"Supporting Pathways to Long-Term Success for Systems-Involved Youth: Lessons Learned"
Students who get involved with the child-welfare or juvenile justice systems can be particularly at risk of falling off track academically, but interventions that bring in community supports can help buffer them, finds a new American Youth Policy Forum report.
The most-effective programs for vulnerable students, particularly those who have experienced both the foster-care and juvenile justice systems, are those that:
• Explicitly seek and use students' voices;
• Provide comprehensive supports during transitions, such as when a student ages out of foster care or leaves a correctional facility;

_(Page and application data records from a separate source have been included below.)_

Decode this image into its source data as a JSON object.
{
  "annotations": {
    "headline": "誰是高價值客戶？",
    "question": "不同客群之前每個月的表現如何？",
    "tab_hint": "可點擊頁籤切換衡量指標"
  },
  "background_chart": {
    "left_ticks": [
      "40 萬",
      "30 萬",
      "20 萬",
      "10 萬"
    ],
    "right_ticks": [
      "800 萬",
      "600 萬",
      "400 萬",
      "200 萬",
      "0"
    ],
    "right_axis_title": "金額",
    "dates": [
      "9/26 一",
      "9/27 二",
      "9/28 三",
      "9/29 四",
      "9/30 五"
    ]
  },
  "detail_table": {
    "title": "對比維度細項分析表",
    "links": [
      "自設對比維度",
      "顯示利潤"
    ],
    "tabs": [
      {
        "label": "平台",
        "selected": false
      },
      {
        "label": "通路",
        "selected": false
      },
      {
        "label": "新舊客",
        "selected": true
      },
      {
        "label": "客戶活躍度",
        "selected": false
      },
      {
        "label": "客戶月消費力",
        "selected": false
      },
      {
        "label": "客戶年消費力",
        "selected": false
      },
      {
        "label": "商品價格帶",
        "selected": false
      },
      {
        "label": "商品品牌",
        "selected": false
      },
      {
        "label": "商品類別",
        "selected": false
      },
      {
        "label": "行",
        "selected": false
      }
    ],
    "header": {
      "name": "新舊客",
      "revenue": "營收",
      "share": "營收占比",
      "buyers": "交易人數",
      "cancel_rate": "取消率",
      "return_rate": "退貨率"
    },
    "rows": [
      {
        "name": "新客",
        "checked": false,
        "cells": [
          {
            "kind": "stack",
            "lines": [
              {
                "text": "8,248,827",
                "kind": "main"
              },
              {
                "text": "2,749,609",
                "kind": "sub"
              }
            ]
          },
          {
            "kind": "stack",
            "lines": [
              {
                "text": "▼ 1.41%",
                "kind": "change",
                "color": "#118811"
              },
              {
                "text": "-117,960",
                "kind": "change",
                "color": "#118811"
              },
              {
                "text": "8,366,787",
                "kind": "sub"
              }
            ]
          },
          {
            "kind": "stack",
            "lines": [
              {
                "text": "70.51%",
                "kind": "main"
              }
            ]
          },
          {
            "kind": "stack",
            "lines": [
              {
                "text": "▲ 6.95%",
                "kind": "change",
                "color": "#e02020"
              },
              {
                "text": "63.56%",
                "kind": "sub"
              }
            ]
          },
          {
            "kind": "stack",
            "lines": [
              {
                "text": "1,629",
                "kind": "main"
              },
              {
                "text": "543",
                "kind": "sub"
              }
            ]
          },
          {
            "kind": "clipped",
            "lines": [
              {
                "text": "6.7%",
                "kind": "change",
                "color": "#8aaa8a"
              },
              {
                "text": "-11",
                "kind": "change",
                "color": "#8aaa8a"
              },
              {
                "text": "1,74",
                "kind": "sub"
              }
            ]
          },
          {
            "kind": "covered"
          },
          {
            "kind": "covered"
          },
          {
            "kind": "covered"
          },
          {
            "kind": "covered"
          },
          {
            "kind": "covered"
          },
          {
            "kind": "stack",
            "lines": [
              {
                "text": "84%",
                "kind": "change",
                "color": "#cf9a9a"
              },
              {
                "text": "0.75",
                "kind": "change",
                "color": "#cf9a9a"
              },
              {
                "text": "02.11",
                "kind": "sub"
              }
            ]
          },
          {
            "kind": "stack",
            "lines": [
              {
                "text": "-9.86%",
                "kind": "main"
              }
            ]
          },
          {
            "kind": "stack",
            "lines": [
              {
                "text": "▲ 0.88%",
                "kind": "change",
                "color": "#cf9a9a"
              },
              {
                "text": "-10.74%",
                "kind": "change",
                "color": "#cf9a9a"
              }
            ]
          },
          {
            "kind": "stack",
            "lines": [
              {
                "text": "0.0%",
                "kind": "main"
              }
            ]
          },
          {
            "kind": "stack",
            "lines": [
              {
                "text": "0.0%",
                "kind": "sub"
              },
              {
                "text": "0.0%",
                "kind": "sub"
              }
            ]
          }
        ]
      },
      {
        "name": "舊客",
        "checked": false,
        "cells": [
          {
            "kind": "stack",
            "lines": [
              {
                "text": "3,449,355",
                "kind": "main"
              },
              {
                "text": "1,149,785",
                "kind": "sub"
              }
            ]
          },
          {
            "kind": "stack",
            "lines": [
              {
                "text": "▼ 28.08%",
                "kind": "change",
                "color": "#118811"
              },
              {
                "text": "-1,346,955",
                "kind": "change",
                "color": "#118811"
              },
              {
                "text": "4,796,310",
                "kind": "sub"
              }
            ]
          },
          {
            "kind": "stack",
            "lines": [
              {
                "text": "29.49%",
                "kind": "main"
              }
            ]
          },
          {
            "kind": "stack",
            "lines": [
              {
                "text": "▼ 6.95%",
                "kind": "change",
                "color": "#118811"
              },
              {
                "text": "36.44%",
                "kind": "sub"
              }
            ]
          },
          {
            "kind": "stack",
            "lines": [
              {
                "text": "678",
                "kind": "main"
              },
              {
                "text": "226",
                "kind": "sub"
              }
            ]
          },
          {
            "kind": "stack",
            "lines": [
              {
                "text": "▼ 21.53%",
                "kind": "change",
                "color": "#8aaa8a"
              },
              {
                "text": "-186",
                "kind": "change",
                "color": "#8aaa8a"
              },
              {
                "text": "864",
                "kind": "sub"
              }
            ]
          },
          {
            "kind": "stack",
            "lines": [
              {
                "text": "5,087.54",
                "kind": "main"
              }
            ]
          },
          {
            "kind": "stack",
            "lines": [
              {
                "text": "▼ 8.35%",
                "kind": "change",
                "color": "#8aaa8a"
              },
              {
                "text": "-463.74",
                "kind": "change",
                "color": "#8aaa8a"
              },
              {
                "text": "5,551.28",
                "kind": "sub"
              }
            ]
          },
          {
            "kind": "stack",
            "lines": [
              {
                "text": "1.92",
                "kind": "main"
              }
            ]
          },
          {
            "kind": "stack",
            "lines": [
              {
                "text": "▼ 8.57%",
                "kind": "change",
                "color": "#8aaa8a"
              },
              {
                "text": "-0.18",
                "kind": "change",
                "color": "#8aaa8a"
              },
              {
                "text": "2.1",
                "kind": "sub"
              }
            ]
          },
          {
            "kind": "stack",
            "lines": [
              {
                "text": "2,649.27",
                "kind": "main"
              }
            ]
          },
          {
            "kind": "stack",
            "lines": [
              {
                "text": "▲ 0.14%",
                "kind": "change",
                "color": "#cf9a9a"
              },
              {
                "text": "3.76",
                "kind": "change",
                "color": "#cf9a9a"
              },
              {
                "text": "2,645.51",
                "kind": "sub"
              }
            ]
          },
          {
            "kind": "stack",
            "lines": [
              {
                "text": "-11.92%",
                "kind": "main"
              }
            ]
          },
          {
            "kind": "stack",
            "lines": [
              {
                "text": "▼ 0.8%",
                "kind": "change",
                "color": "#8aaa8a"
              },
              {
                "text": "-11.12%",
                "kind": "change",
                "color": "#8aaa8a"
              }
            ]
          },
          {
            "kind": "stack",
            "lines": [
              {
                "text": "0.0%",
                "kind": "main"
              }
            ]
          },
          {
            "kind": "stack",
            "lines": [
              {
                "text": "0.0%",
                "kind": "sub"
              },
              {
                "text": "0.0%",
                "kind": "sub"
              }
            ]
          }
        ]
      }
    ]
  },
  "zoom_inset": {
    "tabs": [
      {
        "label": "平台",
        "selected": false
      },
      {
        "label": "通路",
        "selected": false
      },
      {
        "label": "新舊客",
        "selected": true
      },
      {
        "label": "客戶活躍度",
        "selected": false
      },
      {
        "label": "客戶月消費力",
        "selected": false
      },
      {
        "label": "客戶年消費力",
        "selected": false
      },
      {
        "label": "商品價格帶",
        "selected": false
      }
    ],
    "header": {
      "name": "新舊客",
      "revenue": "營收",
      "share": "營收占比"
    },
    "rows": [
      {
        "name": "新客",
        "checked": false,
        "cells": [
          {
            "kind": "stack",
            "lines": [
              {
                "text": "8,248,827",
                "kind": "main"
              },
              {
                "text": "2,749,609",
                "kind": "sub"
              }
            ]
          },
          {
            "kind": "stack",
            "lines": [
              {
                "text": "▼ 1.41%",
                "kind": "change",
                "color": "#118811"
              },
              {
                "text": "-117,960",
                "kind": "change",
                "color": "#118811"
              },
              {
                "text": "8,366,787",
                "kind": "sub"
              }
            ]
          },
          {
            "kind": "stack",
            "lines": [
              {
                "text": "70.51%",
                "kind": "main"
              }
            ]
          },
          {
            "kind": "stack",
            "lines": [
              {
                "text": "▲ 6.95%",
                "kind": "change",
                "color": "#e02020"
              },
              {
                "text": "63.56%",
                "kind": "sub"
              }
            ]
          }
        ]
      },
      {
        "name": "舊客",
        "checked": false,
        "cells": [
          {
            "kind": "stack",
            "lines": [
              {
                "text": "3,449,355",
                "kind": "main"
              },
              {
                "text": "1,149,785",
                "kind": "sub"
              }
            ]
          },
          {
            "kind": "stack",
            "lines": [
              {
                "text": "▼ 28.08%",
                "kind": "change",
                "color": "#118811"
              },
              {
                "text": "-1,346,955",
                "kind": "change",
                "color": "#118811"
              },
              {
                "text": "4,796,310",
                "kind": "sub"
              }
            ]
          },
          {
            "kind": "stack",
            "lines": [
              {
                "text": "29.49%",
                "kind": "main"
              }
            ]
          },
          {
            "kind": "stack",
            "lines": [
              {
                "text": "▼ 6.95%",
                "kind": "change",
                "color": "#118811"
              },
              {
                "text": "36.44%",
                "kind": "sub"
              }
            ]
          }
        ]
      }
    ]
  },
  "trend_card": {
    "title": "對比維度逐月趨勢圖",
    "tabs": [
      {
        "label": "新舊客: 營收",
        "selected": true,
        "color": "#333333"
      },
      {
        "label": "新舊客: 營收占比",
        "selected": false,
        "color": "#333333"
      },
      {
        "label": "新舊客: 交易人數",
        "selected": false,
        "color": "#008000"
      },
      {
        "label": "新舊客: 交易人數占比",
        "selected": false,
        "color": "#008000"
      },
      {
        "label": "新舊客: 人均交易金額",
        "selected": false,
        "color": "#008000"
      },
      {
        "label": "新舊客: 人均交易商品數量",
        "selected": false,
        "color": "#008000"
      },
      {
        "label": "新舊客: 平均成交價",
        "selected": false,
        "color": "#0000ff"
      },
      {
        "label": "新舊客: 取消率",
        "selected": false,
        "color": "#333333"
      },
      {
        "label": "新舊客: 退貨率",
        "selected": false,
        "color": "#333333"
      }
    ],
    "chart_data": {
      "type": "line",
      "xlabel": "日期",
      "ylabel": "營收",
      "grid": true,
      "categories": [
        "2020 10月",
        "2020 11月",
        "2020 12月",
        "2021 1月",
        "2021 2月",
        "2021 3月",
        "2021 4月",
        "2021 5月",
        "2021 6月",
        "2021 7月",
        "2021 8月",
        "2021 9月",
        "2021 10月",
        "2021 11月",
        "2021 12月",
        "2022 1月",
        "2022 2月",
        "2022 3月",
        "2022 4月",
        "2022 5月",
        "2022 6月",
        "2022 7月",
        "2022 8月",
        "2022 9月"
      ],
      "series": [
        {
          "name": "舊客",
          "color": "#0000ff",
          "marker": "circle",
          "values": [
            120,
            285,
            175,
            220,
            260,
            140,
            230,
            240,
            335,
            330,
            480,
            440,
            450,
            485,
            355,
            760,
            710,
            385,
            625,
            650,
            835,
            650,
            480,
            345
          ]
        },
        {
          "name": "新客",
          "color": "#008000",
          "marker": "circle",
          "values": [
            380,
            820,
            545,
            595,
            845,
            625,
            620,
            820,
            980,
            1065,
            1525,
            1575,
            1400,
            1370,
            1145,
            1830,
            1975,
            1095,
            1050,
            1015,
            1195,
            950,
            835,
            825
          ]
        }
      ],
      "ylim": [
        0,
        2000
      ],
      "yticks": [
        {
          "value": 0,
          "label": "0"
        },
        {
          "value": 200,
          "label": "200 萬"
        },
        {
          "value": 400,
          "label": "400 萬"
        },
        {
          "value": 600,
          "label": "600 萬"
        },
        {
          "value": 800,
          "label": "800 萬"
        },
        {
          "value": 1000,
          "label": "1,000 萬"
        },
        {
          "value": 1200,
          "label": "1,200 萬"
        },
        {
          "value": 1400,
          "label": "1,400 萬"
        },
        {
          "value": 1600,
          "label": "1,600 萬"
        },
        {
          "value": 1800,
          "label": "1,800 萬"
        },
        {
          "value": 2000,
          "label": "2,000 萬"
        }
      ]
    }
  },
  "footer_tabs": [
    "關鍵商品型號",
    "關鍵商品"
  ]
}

And align data, supports, and policies from all the different groups that serve students, from the schools they attend to employment agencies.
Vol. 37, Issue 07, Page 5Published in Print: October 4, 2017, as Juvenile Justice